The thought of a social network shutting down entirely is every millennial’s worst fear, myself included. What would we do between classes, while procrastinating studying, and even immediately upon waking up in the morning if we couldn’t scroll through Insta, catch up on the latest news on Twitter, or check out what our distant relatives are up to on Facebook? Luckily, despite financial and organizational troubles for some of them, these heavy hitters of social media don’t seem to be going anywhere anytime soon. Unfortunately, however, for Vine, a micro-video sharing service and formerly dominant social network, this horrible fear became reality last week, with the announcement that its app would be discontinued. Twitter, who owns Vine, said in a blog post that while Vine’s website will remain up, Vine’s app will be winding down slowly but surely.
In order to figure out what the discontinuation of Vine means, it’s worth examining this from the perspective of three stakeholders: Vine users, Vine stars, and the world of social media in general. To Vine users, nothing is happening just yet. Vine’s app and website will not be affected immediately, and users will be notified before they are. While they wait for the inevitable changes, users can still access and download their Vines. However, once the app is discontinued, users will only be able to access existing Vines via the website vine.co, and they will no longer be able to create new Vines. That’s right – if there’s something you’ve always had a burning desire to record in a six-second clip and post on a social network, now’s the time.
With most major social networks, there the vast majority of users join for casual enjoyment and connection, and then there are the select few who either (purposely or accidentally) go viral and become famous through the platform. Vine is no different, and has produced some of the biggest social media celebrities. For example, there’s Cameron Dallas, a teen who started out posting funny clips on the site, some of which have garnered over 20 million views. He is now a bonafide celebrity with almost 10 million Twitter followers who presented on stage at Madison Square Garden’s Jingle Ball. Perhaps Vine’s biggest success story is Shawn Mendes, a popular singer who used the platform to cultivate a following before being signed to a major label. He now is a radio regular, with hits like “Stitches” and “Treat You Better.” Now that the app will be discontinued, Vine stars will have to use other video channels like Snapchat or YouTube to post content. However, more traditional forms of social media like Twitter and Instagram can undoubtedly allow these stars to maintain and continue to grow their fanbases, even without Vine.
Lastly, the discontinuation of Vine has implications on the world of social media as a whole.

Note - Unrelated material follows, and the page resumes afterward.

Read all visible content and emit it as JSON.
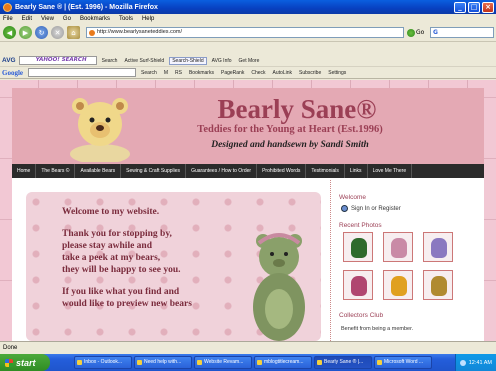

For one thing, it demonstrates the power of imitation. At the time of its debut in 2013, there was no other social network or mobile app that made the process of uploading videos easier than Vine. The app certainly enjoyed first-mover advantage in the video-sharing on social media space. Unfortunately, however, this uniqueness didn’t last long. Though I’m not sure if they were direct attempts to imitate Vine, with Instagram’s addition of video posting capability, Twitter’s acquisition of Periscope, and the rapid rise of Snapchat, Vine soon lost its’ differentiation value in the eyes of social media users. While Vine has retained several hundred million active users over the past two years, it has effectively stopped being a popular and valuable social channel for brands, celebrities, and average users who just want to connect. The death of Vine illustrates that competitive advantage is not sustainable for long when a product is easily imitable.
Perhaps more important than the death of Vine itself is the resulting death of what it brought to the world of social media: silliness. As described by Brian Feldman in the New York Magazine article “The Death of Vine Makes the Internet a Worse Place,” the point of Vine was to have “dumb, stupid free play on an internet increasingly hostile to that kind of freedom.” Vine is free from the hostile debate that often plagues Twitter and Facebook, and the overt superficiality of Instagram. Its lightning fast video length limit is almost a challenge to its users; they have to communicate entire messages or storylines in six seconds. The combination of these factors has allowed Vine to become the internet’s biggest breeding ground for memes; have you ever heard of iconic phrases like “on fleek” and “what are those?” If so, you can thank Vine. Now that the app will be discontinued, there will be a social media void that was once full of experimental, crazy, and for the most part, good-natured adolescent fun. I support Feldman’s argument that the internet in 2016, which is too often filled with vitriolic, angry, politics-fueled content, will be a worse place without Vine.
Note: I tried to embed Vines in this post, but it kept saying the “file type is not supported” :(